Beginning on Sunday January 29, 2006 The Miami Herald published a four-part front-page series titled Predators Among Us along with over a dozen ancillary articles and editorials. This series was based on a six month investigation. Even after a six month investigation, however, there was no mention in any of these reports of female sexual predators.

The letters below were published in The Miami Herald in response to this inexplicable omission.


Women molest, too

January 31, 2006

Thank you for publishing the series Predators Among Us. However, the Jan. 29 installment does not mention a growing group of sexual predators: teachers who take liberties with their students. Best known of this group is Debra Lafave, who is accused of repeatedly raping a 14-year-old boy. Her trial is slated for April 14.

Other Florida teachers are similarly accused. Sadly, a double standard surrounds these cases. As CNN's Nancy Grace put it, "Why is it when a man rapes a little girl, he goes to jail, but when a woman rapes a boy, she has a breakdown?"

The story says that, "Florida's program for screening, confining and treating sexual offenders who pose the greatest threat to women and children is failing." In the interest of protecting all our children, we need to remember that many teenage boys are at risk of sexual exploitation by their female teachers.

Rockville, Md.


Women molest, too

February 22, 2006

Re the Feb. 17 story, Predator program faces overhaul: Published reports of clinical interviews with adult female sexual predators indicate that they began molesting children when they were baby sitters.

Because of underreporting and the unwillingness of parents and police to believe that female teachers, nannies and baby sitters molest children, I believe that the few reports that do surface represent just the tip of the iceberg.

For Florida's children to be truly safe from sexual predators, we must go down a politically incorrect road and face the reality that female sexual predators exist. They must be given the same treatment as male sexual predators. Anything less represents gender bias and continues to leave our children at risk.
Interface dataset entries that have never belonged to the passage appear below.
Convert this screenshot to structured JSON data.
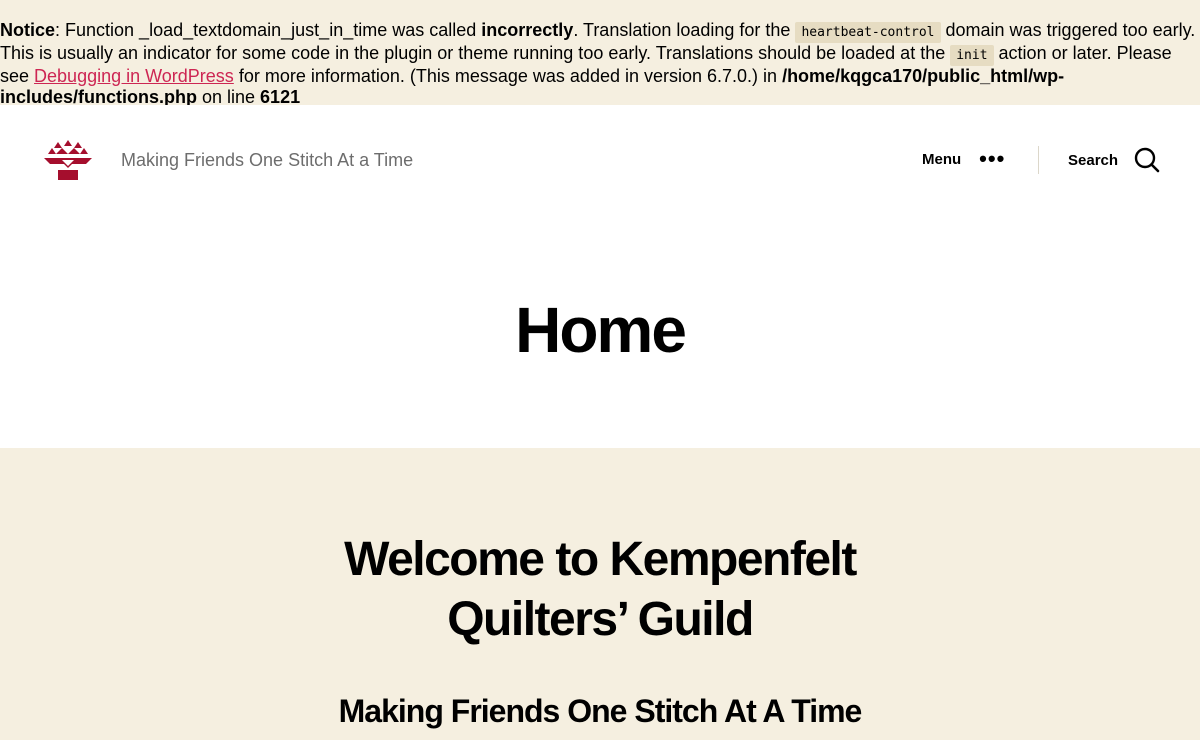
{
  "notice": {
    "label": "Notice",
    "text1": ": Function _load_textdomain_just_in_time was called ",
    "bold1": "incorrectly",
    "text2": ". Translation loading for the ",
    "code1": "heartbeat-control",
    "text3": " domain was triggered too early. This is usually an indicator for some code in the plugin or theme running too early. Translations should be loaded at the ",
    "code2": "init",
    "text4": " action or later. Please see ",
    "link": "Debugging in WordPress",
    "text5": " for more information. (This message was added in version 6.7.0.) in ",
    "path": "/home/kqgca170/public_html/wp-includes/functions.php",
    "text6": " on line ",
    "line": "6121"
  },
  "header": {
    "tagline": "Making Friends One Stitch At a Time",
    "menu_label": "Menu",
    "search_label": "Search",
    "logo_color": "#a50e2d"
  },
  "page": {
    "title": "Home"
  },
  "content": {
    "heading": "Welcome to Kempenfelt Quilters’ Guild",
    "subheading": "Making Friends One Stitch At A Time"
  }
}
Gordon E. Finley
Professor of Psychology
Florida International University
Miami, Fla.


Female abusers

February 28, 2006

Re the Feb. 22 letter Women molest, too:

As a parent of a daughter who was sexually abused for five years by a female live-in nanny, I know all too well that people fail to recognize how many adult female sexual predators live among us.

The Miami Herald's sexual-predator series shed new light on issues involving sexual predators and offenders in our state. I hope that through this series and further review by state lawmakers, policymakers will better understand that the issue of female predators is larger than most people realize.

It is the underreporting and the unwillingness of parents and police to believe that females commit these heinous crimes that add to this. It is only through the communication provided by the media that our community will fully understand the magnitude of this issue.

Ronald L. Book
Aventura, Fla.